*Source records*.
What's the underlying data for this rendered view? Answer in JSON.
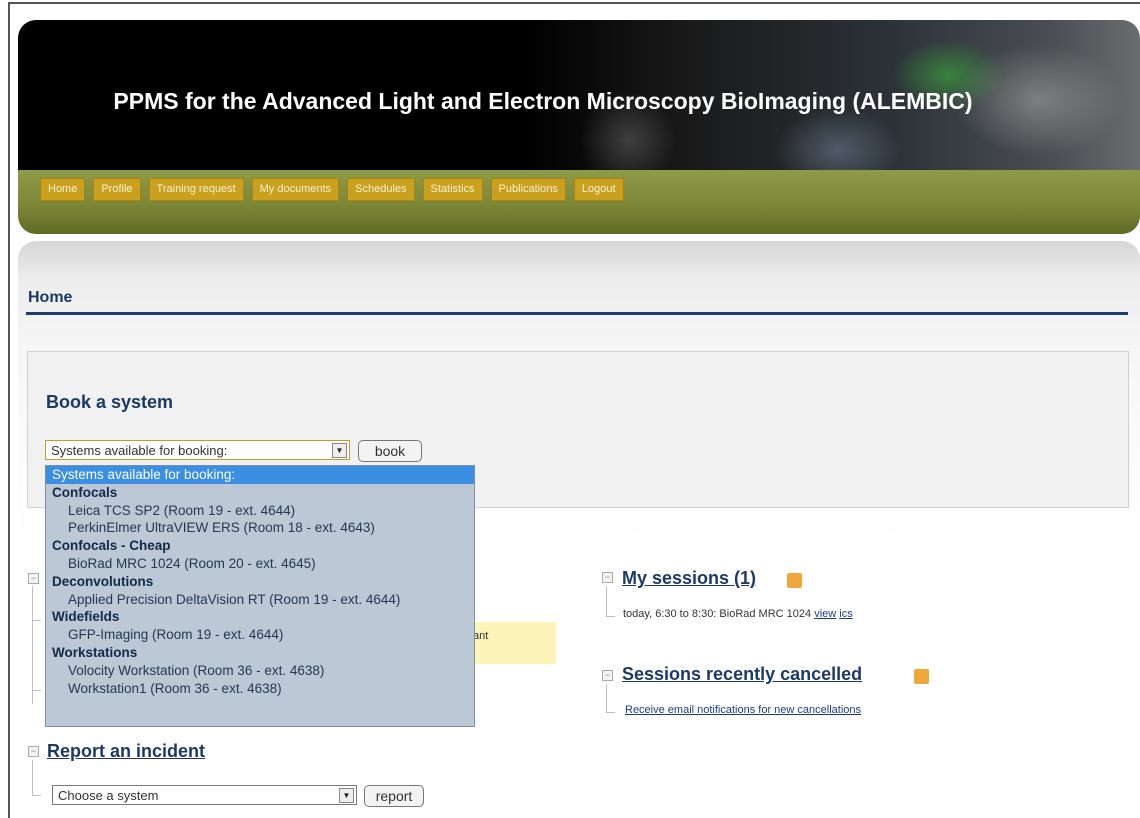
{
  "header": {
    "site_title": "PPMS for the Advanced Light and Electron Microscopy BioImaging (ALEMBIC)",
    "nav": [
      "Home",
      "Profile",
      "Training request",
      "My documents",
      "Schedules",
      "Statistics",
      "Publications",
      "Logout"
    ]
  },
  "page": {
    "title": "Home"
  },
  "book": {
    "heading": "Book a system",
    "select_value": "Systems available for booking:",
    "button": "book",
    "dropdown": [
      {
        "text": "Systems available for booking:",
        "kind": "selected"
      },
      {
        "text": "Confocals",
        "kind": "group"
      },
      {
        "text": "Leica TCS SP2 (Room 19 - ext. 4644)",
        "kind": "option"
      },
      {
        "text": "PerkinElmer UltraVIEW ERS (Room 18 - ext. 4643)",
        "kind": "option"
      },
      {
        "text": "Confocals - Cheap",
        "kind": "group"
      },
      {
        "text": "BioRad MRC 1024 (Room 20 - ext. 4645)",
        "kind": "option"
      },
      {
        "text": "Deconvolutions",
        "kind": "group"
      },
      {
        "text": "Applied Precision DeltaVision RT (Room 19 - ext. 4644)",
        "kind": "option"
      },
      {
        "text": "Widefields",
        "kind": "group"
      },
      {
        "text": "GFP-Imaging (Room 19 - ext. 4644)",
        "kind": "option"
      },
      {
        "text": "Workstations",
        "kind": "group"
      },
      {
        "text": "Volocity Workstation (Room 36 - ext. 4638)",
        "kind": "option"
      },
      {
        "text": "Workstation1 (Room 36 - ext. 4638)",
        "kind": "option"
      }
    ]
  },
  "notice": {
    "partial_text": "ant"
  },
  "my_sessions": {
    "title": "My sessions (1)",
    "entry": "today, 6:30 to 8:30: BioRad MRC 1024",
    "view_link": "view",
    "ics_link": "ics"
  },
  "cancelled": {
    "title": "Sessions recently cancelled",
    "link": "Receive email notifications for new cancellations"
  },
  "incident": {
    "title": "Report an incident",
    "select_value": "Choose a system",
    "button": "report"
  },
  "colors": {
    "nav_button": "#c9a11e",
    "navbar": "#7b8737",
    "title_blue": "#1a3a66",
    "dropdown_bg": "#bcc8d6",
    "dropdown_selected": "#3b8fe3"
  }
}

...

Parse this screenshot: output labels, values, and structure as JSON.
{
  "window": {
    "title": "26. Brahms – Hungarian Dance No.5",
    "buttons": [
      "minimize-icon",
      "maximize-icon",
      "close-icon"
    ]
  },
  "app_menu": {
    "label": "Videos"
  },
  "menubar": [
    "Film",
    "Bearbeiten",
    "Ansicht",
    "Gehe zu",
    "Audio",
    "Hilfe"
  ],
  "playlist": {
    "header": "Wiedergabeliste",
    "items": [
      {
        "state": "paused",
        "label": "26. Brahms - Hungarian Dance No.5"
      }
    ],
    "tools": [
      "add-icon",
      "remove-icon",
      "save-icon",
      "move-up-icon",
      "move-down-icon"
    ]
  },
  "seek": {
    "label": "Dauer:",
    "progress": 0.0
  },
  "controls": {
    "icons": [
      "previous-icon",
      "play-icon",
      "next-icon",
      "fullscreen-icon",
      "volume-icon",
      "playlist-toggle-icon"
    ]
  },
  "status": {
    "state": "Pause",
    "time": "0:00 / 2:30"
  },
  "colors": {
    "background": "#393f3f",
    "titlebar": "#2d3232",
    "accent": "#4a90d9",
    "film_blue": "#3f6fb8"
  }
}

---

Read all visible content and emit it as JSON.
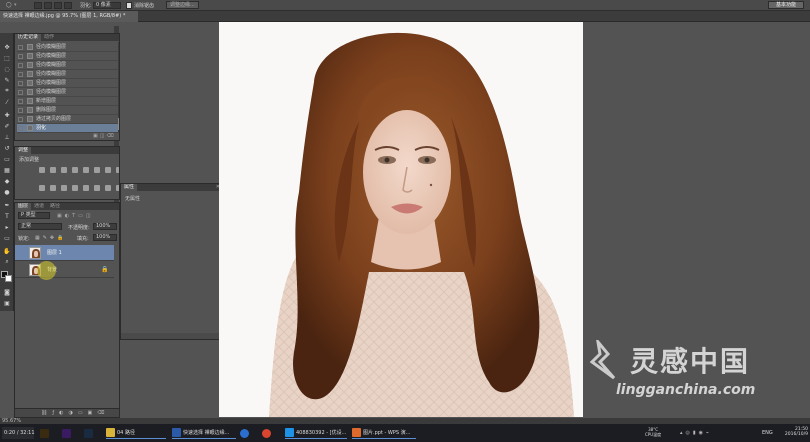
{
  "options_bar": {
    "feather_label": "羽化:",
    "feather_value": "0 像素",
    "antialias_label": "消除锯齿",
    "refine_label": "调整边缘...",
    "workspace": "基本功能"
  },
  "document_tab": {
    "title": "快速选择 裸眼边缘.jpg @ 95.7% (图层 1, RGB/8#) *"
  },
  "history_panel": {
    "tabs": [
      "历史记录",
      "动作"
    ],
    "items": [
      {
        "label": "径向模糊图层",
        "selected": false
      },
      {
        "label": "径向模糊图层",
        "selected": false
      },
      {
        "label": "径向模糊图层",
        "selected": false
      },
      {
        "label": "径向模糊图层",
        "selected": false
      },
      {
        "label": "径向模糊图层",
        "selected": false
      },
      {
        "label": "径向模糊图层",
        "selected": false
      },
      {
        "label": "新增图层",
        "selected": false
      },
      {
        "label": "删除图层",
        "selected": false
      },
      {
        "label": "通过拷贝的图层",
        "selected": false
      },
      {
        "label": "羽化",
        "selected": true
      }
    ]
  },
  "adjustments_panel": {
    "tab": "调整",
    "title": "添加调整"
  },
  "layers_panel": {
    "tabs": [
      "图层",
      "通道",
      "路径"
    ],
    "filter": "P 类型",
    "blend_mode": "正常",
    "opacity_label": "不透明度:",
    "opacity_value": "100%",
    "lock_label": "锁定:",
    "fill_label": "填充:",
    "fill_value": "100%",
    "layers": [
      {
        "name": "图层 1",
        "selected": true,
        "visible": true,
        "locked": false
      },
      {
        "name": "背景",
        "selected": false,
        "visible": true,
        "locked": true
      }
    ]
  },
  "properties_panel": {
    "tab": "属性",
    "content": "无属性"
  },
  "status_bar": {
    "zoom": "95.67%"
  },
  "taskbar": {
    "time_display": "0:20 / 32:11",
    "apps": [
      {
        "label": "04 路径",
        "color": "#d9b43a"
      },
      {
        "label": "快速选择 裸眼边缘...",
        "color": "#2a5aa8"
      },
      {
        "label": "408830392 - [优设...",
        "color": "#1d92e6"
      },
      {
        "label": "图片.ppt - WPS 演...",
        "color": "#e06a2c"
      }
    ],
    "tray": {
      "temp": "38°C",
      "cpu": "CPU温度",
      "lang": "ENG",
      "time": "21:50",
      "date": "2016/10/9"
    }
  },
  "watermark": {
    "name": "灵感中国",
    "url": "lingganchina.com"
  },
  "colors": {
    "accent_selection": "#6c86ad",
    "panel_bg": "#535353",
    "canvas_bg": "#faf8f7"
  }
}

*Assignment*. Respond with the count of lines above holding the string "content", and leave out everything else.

*Finished task*. 2